Print out the full material below, exact in every line, with no images included.

═══ THE RECORDS ═══

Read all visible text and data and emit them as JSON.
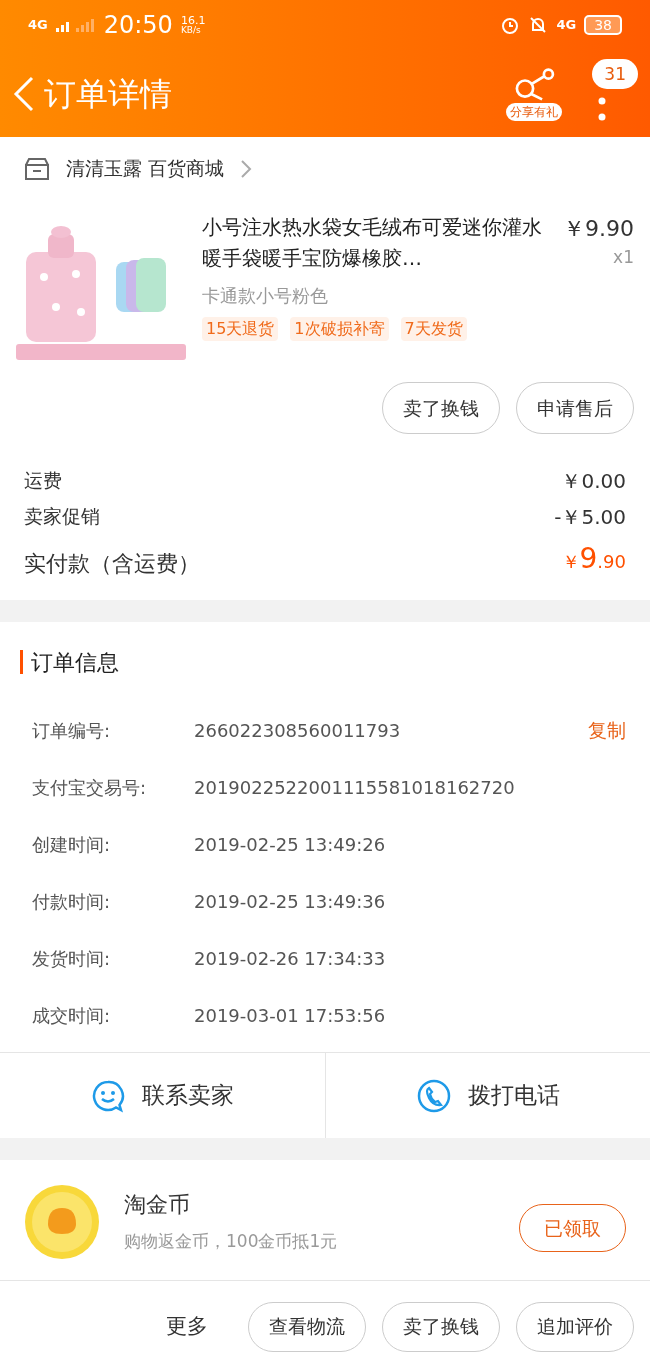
{
  "status_bar": {
    "network": "4G",
    "time": "20:50",
    "speed_value": "16.1",
    "speed_unit": "KB/s",
    "network_right": "4G",
    "battery": "38"
  },
  "header": {
    "title": "订单详情",
    "share_label": "分享有礼",
    "badge": "31"
  },
  "shop": {
    "name": "清清玉露 百货商城"
  },
  "product": {
    "title": "小号注水热水袋女毛绒布可爱迷你灌水暖手袋暖手宝防爆橡胶…",
    "price": "￥9.90",
    "quantity": "x1",
    "variant": "卡通款小号粉色",
    "tags": [
      "15天退货",
      "1次破损补寄",
      "7天发货"
    ],
    "buttons": [
      "卖了换钱",
      "申请售后"
    ]
  },
  "fees": [
    {
      "label": "运费",
      "value": "￥0.00",
      "kind": "normal"
    },
    {
      "label": "卖家促销",
      "value": "-￥5.00",
      "kind": "normal"
    },
    {
      "label": "实付款（含运费）",
      "value_symbol": "￥",
      "value_int": "9",
      "value_dec": ".90",
      "kind": "total"
    }
  ],
  "order_info": {
    "title": "订单信息",
    "copy": "复制",
    "rows": [
      {
        "label": "订单编号:",
        "value": "266022308560011793"
      },
      {
        "label": "支付宝交易号:",
        "value": "2019022522001115581018162720"
      },
      {
        "label": "创建时间:",
        "value": "2019-02-25 13:49:26"
      },
      {
        "label": "付款时间:",
        "value": "2019-02-25 13:49:36"
      },
      {
        "label": "发货时间:",
        "value": "2019-02-26 17:34:33"
      },
      {
        "label": "成交时间:",
        "value": "2019-03-01 17:53:56"
      }
    ]
  },
  "contact": [
    {
      "label": "联系卖家",
      "kind": "chat"
    },
    {
      "label": "拨打电话",
      "kind": "phone"
    }
  ],
  "coin": {
    "title": "淘金币",
    "subtitle": "购物返金币，100金币抵1元",
    "button": "已领取"
  },
  "bottom_bar": {
    "more": "更多",
    "buttons": [
      "查看物流",
      "卖了换钱",
      "追加评价"
    ]
  }
}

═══

**RESPONSE:**
Read all visible text and data and emit them as JSON.
{
  "status_bar": {
    "network": "4G",
    "time": "20:50",
    "speed_value": "16.1",
    "speed_unit": "KB/s",
    "network_right": "4G",
    "battery": "38"
  },
  "header": {
    "title": "订单详情",
    "share_label": "分享有礼",
    "badge": "31"
  },
  "shop": {
    "name": "清清玉露 百货商城"
  },
  "product": {
    "title": "小号注水热水袋女毛绒布可爱迷你灌水暖手袋暖手宝防爆橡胶…",
    "price": "￥9.90",
    "quantity": "x1",
    "variant": "卡通款小号粉色",
    "tags": [
      "15天退货",
      "1次破损补寄",
      "7天发货"
    ],
    "buttons": [
      "卖了换钱",
      "申请售后"
    ]
  },
  "fees": [
    {
      "label": "运费",
      "value": "￥0.00",
      "kind": "normal"
    },
    {
      "label": "卖家促销",
      "value": "-￥5.00",
      "kind": "normal"
    },
    {
      "label": "实付款（含运费）",
      "value_symbol": "￥",
      "value_int": "9",
      "value_dec": ".90",
      "kind": "total"
    }
  ],
  "order_info": {
    "title": "订单信息",
    "copy": "复制",
    "rows": [
      {
        "label": "订单编号:",
        "value": "266022308560011793"
      },
      {
        "label": "支付宝交易号:",
        "value": "2019022522001115581018162720"
      },
      {
        "label": "创建时间:",
        "value": "2019-02-25 13:49:26"
      },
      {
        "label": "付款时间:",
        "value": "2019-02-25 13:49:36"
      },
      {
        "label": "发货时间:",
        "value": "2019-02-26 17:34:33"
      },
      {
        "label": "成交时间:",
        "value": "2019-03-01 17:53:56"
      }
    ]
  },
  "contact": [
    {
      "label": "联系卖家",
      "kind": "chat"
    },
    {
      "label": "拨打电话",
      "kind": "phone"
    }
  ],
  "coin": {
    "title": "淘金币",
    "subtitle": "购物返金币，100金币抵1元",
    "button": "已领取"
  },
  "bottom_bar": {
    "more": "更多",
    "buttons": [
      "查看物流",
      "卖了换钱",
      "追加评价"
    ]
  }
}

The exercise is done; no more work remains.